*WHAT TO DO*: Check each line of the data, and copy those where "comanda" appears.

________________________________________

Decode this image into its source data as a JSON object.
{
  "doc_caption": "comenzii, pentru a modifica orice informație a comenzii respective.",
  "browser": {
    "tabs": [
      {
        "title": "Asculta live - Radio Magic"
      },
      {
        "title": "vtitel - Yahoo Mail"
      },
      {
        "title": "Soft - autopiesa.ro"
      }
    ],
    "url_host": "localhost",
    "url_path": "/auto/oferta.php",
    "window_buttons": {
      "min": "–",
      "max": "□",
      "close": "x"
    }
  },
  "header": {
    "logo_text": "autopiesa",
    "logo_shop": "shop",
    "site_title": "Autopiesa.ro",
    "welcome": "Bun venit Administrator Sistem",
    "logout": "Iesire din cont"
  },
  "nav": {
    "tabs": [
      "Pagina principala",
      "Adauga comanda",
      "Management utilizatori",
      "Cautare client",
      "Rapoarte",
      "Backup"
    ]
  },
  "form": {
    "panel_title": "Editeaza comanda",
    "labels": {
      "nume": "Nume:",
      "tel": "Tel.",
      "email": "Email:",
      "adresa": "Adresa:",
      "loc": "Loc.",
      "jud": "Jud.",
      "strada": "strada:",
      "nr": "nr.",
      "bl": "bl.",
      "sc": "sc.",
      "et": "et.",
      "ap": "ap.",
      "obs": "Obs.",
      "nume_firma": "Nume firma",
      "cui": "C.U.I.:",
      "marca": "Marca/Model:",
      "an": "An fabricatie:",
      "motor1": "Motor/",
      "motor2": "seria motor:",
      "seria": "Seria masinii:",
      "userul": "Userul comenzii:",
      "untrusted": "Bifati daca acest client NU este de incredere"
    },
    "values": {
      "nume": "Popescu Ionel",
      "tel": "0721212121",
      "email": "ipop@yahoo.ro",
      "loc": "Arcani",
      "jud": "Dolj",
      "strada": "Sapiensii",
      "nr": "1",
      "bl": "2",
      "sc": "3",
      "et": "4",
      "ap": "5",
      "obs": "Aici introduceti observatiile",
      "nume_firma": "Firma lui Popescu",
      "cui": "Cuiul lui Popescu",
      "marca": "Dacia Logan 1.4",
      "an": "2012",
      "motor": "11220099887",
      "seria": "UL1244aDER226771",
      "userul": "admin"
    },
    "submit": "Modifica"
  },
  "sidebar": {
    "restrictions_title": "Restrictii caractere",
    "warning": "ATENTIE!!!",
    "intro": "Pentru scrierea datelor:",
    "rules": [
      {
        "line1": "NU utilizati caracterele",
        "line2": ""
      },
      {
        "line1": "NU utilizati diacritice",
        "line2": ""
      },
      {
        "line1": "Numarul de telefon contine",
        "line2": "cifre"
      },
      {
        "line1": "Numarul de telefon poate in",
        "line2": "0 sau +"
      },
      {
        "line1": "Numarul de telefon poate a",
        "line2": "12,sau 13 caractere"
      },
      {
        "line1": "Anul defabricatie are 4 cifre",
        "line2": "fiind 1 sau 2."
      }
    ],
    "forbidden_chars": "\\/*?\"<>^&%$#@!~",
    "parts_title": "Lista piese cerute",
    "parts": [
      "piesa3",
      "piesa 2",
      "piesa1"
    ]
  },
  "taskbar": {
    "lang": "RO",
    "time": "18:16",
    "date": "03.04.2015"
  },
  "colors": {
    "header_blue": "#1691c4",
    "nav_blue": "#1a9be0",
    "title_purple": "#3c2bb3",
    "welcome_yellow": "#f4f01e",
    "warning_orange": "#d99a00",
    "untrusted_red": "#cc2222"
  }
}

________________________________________

*RESPONSE TO THE TASK*:
      "Adauga comanda",
    "panel_title": "Editeaza comanda",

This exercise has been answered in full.